== Exercise description ==
Some lines in the listing hold the word "this". Return each of them.

:::

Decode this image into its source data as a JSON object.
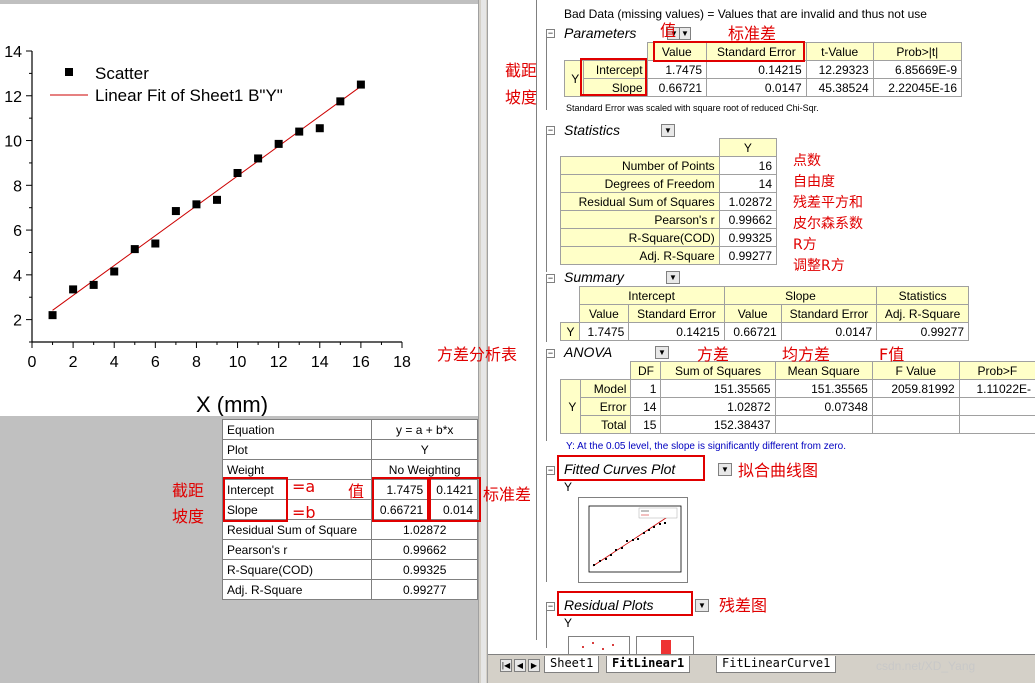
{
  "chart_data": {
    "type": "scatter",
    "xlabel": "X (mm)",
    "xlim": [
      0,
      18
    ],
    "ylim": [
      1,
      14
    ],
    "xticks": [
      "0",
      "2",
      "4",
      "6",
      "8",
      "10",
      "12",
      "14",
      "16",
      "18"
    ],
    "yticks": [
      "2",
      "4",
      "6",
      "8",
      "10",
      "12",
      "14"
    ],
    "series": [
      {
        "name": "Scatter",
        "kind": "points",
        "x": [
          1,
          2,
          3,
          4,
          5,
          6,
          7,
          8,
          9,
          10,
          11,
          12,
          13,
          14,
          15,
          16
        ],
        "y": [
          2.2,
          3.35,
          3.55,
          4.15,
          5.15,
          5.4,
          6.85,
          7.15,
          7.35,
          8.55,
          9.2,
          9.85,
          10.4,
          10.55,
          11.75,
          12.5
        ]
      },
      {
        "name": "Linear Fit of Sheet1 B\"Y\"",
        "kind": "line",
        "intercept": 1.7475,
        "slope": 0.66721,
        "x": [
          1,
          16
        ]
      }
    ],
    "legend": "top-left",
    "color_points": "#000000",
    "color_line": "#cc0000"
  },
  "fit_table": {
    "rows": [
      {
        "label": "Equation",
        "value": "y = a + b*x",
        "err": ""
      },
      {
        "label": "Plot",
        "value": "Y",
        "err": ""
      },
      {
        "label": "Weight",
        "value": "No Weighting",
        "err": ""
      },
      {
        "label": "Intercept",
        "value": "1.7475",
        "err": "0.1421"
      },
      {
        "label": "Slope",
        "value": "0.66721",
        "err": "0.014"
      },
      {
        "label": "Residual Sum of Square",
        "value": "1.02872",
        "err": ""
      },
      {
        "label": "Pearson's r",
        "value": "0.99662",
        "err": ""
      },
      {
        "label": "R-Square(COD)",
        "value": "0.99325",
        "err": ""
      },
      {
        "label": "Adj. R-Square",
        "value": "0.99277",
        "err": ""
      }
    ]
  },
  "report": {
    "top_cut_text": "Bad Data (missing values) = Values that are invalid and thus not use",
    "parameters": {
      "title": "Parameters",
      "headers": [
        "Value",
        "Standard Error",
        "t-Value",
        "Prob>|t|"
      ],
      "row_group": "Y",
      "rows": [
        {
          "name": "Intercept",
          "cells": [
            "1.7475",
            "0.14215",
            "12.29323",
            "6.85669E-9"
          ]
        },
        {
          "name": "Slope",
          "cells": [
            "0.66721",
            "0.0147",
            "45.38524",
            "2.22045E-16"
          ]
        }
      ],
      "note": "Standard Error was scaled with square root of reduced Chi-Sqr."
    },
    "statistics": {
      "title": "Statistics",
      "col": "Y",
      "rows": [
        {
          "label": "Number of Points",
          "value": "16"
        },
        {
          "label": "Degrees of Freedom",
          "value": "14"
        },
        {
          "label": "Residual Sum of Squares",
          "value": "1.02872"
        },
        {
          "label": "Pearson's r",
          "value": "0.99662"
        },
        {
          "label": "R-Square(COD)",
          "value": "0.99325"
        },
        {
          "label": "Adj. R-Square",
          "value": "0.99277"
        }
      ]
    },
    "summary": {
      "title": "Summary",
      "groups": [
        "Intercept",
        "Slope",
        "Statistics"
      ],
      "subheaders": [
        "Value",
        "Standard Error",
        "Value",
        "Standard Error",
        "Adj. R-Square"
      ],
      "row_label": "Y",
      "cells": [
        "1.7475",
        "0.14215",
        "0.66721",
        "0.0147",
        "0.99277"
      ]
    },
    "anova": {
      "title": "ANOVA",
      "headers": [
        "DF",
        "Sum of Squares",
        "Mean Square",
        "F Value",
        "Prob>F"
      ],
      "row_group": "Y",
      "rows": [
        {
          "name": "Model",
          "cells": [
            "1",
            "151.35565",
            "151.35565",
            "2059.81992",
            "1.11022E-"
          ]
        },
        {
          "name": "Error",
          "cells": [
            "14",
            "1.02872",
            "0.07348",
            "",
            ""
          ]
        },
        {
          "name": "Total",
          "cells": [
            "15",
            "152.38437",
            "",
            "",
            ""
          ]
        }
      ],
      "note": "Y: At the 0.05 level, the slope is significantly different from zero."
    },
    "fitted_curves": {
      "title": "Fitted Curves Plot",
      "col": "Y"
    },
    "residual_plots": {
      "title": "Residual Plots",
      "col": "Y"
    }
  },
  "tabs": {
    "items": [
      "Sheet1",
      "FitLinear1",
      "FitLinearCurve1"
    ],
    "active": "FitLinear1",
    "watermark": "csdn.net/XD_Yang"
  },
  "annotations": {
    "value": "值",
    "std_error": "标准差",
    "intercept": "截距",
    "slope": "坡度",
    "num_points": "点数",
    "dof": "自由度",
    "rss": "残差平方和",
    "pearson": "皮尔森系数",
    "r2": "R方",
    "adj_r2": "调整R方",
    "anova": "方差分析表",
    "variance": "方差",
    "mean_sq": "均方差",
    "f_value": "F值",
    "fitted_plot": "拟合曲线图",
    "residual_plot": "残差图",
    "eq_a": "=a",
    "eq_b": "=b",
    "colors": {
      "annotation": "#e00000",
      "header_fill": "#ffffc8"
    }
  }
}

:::

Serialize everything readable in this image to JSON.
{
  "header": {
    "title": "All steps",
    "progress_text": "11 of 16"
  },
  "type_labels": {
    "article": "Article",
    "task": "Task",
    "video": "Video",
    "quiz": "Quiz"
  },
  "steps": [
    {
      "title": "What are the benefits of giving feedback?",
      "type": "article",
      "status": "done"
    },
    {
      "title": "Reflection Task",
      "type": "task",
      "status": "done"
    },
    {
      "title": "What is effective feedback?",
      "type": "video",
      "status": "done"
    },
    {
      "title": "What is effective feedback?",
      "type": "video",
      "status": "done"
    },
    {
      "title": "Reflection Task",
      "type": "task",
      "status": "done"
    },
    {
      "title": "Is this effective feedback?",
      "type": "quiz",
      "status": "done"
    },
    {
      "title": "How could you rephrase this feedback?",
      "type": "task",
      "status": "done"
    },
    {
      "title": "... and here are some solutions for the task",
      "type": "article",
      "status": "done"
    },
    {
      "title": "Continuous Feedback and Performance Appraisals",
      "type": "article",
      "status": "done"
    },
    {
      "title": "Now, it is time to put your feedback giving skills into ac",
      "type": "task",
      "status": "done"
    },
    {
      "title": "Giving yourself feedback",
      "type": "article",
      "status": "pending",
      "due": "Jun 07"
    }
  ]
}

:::

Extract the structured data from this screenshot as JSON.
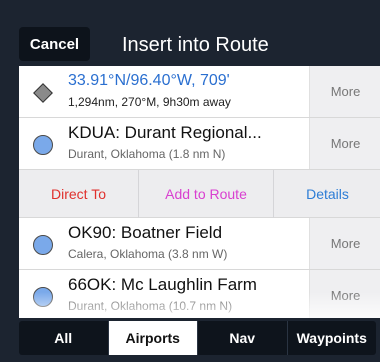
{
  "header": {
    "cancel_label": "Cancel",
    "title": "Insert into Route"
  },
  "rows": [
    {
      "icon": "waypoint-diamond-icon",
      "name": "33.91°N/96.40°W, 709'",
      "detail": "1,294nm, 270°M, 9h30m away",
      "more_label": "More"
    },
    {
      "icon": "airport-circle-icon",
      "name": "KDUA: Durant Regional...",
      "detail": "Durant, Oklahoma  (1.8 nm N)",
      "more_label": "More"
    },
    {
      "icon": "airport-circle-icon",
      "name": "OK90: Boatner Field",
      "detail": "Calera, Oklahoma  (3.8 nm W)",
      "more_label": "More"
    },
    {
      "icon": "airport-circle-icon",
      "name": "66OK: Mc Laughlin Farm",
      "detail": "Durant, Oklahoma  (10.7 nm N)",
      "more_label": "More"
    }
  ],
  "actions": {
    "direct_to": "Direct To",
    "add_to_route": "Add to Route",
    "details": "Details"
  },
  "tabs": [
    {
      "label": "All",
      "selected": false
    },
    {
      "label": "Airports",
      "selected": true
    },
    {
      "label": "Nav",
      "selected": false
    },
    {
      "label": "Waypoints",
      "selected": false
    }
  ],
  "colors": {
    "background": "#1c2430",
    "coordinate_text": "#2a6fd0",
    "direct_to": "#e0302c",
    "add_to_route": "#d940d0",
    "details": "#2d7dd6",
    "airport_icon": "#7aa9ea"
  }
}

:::

== Output of the task ==
Decode this image into its source data as a JSON object.
Serialize everything readable in this image to JSON.
      "title": "Is this effective feedback?",
      "title": "How could you rephrase this feedback?",
Extract the structured data from this screenshot as JSON.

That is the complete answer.